What to work on: The answer is a number and only a number: how many lines of the data include the string "MrDenz"?

Task inputs:
= Beginning of Section =

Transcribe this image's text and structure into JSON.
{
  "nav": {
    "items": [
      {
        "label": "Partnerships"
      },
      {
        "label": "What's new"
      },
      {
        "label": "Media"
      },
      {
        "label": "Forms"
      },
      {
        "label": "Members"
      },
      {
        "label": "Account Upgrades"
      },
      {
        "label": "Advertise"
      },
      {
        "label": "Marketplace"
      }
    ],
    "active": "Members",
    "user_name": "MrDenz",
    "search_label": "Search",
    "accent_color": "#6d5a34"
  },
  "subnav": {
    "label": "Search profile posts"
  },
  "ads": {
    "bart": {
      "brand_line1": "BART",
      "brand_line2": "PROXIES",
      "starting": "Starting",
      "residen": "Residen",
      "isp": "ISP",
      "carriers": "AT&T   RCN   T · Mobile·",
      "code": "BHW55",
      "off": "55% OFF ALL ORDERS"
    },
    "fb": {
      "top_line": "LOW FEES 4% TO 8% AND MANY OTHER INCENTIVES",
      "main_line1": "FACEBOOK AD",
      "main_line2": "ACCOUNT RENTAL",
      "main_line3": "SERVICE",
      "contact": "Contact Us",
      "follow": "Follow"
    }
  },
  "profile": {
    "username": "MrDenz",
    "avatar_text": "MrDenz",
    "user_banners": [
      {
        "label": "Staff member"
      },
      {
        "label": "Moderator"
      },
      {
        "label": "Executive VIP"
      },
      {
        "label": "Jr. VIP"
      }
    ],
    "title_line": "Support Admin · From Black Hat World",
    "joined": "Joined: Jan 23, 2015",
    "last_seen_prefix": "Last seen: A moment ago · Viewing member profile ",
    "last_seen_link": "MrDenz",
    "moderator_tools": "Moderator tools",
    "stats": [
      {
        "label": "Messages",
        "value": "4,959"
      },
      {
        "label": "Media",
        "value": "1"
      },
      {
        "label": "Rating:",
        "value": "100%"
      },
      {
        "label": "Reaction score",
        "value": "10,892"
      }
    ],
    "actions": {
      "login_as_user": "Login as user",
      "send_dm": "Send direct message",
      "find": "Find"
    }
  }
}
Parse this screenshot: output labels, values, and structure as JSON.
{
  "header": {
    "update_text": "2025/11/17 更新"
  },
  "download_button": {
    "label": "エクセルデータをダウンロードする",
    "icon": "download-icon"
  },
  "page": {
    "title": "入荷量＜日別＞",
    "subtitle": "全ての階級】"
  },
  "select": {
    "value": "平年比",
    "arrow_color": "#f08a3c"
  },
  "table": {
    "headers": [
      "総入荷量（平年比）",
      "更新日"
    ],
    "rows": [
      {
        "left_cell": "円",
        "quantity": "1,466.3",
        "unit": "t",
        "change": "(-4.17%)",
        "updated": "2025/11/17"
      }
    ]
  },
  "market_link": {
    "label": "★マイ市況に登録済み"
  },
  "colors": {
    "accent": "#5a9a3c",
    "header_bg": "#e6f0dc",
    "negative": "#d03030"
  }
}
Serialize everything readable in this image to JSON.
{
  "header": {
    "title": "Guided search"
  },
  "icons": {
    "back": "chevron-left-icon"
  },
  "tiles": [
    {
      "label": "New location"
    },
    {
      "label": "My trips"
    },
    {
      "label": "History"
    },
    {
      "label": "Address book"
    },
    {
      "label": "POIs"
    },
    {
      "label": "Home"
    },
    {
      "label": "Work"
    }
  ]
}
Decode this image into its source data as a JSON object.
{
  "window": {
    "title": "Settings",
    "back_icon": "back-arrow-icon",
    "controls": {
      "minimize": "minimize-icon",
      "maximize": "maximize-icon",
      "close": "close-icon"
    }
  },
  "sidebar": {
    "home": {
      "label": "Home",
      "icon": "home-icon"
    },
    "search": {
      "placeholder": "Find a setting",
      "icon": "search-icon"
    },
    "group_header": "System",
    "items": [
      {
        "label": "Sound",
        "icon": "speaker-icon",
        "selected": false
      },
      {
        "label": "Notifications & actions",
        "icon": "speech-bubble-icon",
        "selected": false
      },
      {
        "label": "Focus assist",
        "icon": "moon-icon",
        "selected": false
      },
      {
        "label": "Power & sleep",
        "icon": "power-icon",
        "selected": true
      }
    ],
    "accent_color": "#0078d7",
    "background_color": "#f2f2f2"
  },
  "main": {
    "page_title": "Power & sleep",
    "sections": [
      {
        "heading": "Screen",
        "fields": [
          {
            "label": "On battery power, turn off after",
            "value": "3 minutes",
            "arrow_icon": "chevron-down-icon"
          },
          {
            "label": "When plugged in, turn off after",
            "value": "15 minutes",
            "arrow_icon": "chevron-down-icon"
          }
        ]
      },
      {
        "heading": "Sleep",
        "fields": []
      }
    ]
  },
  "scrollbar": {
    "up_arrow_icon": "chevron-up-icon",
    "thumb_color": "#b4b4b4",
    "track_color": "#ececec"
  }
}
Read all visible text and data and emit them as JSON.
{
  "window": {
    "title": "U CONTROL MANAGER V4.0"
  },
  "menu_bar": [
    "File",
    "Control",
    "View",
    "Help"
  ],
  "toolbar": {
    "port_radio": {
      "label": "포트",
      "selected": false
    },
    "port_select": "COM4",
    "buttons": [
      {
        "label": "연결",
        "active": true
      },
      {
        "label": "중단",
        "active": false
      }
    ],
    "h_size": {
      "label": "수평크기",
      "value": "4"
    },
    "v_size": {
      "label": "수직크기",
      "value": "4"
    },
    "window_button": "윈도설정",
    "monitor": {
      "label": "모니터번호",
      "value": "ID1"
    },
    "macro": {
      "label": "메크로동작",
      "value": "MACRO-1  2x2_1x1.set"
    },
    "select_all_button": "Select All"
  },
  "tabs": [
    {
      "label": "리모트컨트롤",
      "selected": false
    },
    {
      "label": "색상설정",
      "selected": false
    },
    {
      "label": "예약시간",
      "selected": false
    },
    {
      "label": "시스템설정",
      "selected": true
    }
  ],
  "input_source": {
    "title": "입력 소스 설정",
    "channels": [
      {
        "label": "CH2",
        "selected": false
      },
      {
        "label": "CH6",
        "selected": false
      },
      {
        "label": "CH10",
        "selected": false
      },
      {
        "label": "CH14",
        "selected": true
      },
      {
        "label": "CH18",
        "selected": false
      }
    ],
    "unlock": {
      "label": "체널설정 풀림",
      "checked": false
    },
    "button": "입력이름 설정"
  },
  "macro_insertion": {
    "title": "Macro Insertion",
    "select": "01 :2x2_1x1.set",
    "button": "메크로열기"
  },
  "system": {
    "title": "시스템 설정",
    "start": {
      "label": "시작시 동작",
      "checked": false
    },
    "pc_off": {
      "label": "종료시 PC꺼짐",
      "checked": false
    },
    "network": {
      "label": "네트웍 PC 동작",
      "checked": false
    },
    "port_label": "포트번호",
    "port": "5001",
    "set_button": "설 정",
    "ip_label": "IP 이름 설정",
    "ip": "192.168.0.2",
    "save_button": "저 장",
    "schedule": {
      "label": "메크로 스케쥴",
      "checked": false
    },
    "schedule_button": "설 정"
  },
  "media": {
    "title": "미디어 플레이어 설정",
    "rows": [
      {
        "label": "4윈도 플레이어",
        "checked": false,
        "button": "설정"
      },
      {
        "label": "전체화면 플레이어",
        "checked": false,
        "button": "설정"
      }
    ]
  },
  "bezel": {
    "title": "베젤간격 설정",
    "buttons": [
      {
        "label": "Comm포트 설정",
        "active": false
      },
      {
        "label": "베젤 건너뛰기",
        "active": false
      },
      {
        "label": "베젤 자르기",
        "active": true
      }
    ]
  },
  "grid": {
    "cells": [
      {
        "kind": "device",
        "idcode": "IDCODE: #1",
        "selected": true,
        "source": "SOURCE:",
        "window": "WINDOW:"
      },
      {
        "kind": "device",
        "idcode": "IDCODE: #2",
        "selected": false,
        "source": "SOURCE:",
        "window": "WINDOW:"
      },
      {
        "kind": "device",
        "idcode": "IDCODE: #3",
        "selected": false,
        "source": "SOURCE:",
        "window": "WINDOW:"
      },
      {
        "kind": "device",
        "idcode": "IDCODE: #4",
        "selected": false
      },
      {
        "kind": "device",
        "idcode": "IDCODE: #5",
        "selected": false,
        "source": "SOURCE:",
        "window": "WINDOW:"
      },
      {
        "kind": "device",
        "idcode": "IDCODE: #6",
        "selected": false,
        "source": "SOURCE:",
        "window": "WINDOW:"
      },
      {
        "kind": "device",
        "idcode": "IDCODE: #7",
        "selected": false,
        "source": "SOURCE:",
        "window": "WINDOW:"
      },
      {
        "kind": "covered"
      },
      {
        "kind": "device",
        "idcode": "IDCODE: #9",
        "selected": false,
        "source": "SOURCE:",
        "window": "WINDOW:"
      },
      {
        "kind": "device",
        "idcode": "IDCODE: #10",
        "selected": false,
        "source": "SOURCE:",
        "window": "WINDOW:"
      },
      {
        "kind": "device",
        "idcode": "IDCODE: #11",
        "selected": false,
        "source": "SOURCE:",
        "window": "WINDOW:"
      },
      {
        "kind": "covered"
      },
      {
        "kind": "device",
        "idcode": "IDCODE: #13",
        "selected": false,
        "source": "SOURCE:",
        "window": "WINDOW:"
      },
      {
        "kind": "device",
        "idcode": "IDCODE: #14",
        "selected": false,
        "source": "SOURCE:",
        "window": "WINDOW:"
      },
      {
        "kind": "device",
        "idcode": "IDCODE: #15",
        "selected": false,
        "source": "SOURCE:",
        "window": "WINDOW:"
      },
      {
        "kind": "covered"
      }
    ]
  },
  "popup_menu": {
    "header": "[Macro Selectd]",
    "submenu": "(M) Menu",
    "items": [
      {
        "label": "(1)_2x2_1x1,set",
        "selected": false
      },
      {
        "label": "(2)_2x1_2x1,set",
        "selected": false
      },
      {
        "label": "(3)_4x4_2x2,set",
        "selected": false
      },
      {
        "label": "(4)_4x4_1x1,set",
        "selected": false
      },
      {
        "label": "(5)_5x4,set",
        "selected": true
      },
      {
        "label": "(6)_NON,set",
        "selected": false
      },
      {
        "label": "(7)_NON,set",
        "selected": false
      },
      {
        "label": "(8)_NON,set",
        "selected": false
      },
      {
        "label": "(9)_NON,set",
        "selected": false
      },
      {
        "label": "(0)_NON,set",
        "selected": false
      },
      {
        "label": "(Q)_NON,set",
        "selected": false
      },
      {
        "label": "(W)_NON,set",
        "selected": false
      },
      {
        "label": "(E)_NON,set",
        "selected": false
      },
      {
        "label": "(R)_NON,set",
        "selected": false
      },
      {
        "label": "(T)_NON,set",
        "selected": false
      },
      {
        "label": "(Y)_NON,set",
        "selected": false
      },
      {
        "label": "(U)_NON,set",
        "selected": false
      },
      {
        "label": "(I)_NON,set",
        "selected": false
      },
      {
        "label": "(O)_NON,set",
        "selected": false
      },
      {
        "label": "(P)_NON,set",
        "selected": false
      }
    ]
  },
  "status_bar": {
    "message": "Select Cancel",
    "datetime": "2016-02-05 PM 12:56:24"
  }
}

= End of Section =

Written reply: 4